*WHAT IS NEEDED*. Would you repeat the entries below word for word and omit the pictures?
ENTRIES PROVIDED: Begin
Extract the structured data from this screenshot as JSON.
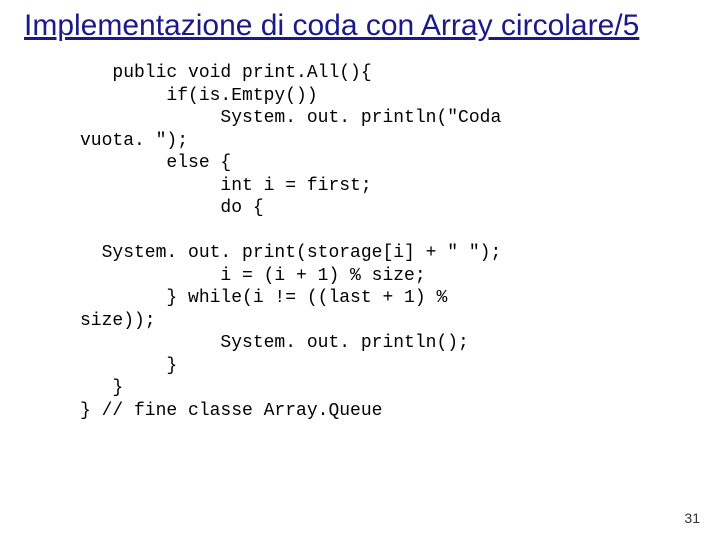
{
  "title": "Implementazione di coda con Array circolare/5",
  "code": "   public void print.All(){\n        if(is.Emtpy())\n             System. out. println(\"Coda\nvuota. \");\n        else {\n             int i = first;\n             do {\n\n  System. out. print(storage[i] + \" \");\n             i = (i + 1) % size;\n        } while(i != ((last + 1) %\nsize));\n             System. out. println();\n        }\n   }\n} // fine classe Array.Queue",
  "page_number": "31"
}
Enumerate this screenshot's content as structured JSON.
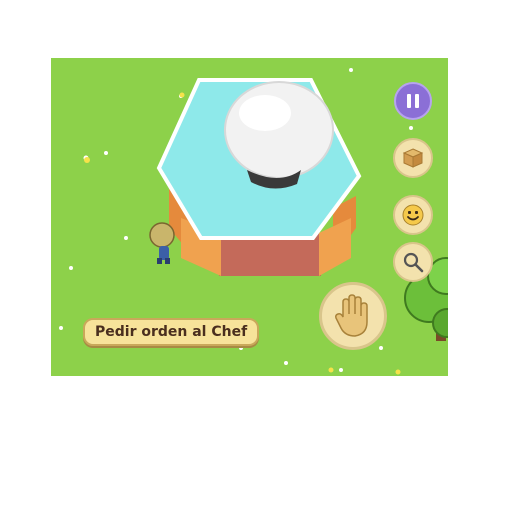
{
  "game": {
    "action_prompt": "Pedir orden al Chef"
  },
  "hud": {
    "pause_icon": "pause-icon",
    "side_buttons": [
      "box-icon",
      "smiley-face-icon",
      "magnifier-icon"
    ],
    "interact_icon": "hand-icon"
  },
  "colors": {
    "grass": "#8dd14a",
    "water": "#8ee9ea",
    "pause": "#8b6fd6",
    "button": "#f3e2ad",
    "label_bg": "#f7e39a",
    "label_text": "#4a2f1e"
  }
}
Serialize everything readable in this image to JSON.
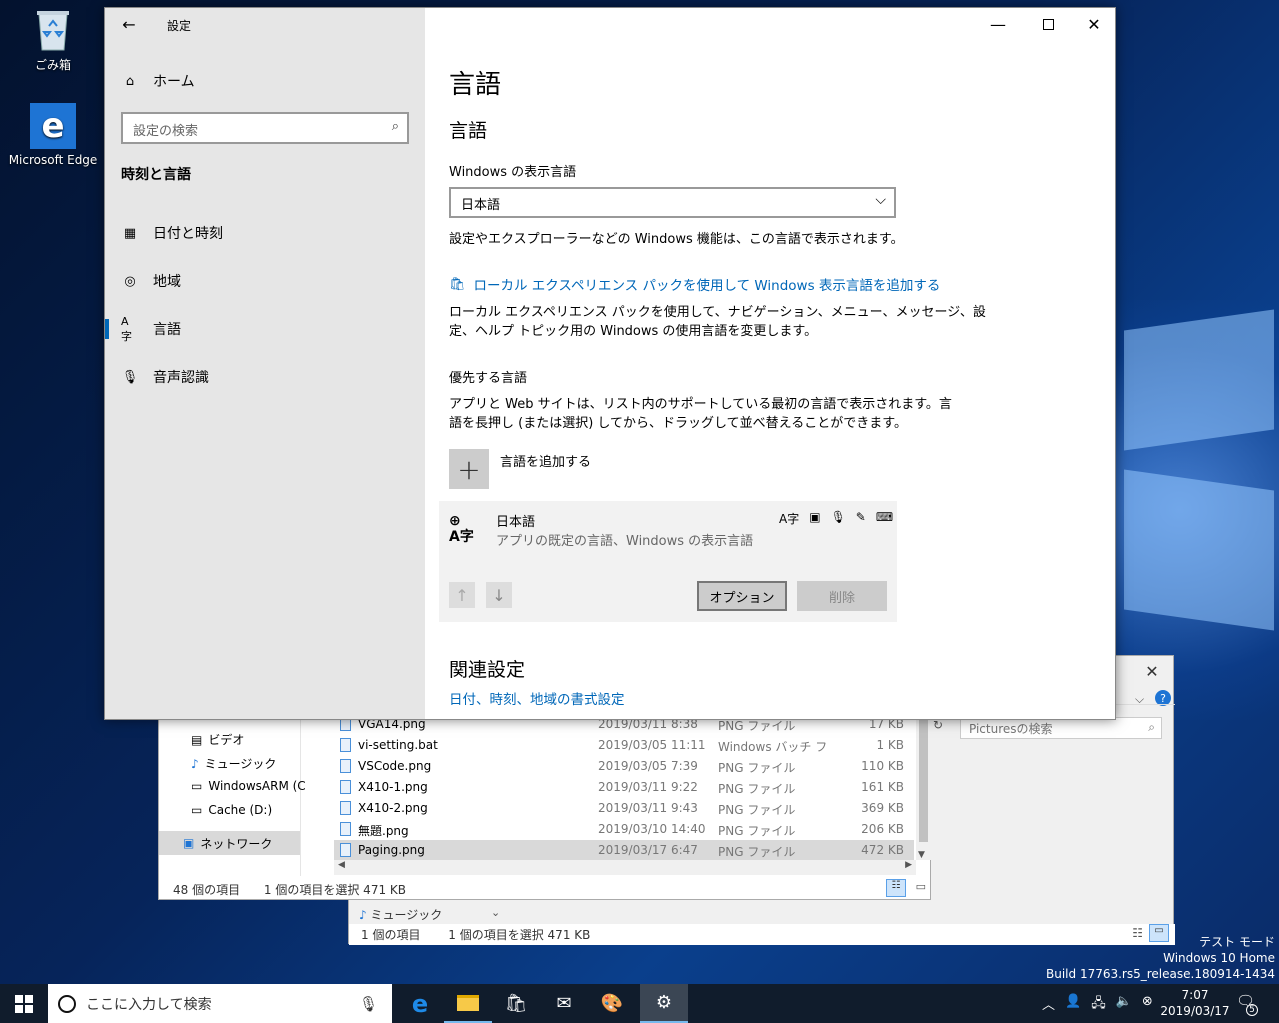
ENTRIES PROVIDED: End
*EXERCISE ANSWER*.
Extract the structured data from this screenshot as JSON.
{
  "title": "Implementazione di coda con Array circolare/5",
  "code": "   public void print.All(){\n        if(is.Emtpy())\n             System. out. println(\"Coda\nvuota. \");\n        else {\n             int i = first;\n             do {\n\n  System. out. print(storage[i] + \" \");\n             i = (i + 1) % size;\n        } while(i != ((last + 1) %\nsize));\n             System. out. println();\n        }\n   }\n} // fine classe Array.Queue",
  "page_number": "31"
}
Enumerate this screenshot's content as structured JSON.
{
  "game": {
    "action_prompt": "Pedir orden al Chef"
  },
  "hud": {
    "pause_icon": "pause-icon",
    "side_buttons": [
      "box-icon",
      "smiley-face-icon",
      "magnifier-icon"
    ],
    "interact_icon": "hand-icon"
  },
  "colors": {
    "grass": "#8dd14a",
    "water": "#8ee9ea",
    "pause": "#8b6fd6",
    "button": "#f3e2ad",
    "label_bg": "#f7e39a",
    "label_text": "#4a2f1e"
  }
}
Serialize everything readable in this image to JSON.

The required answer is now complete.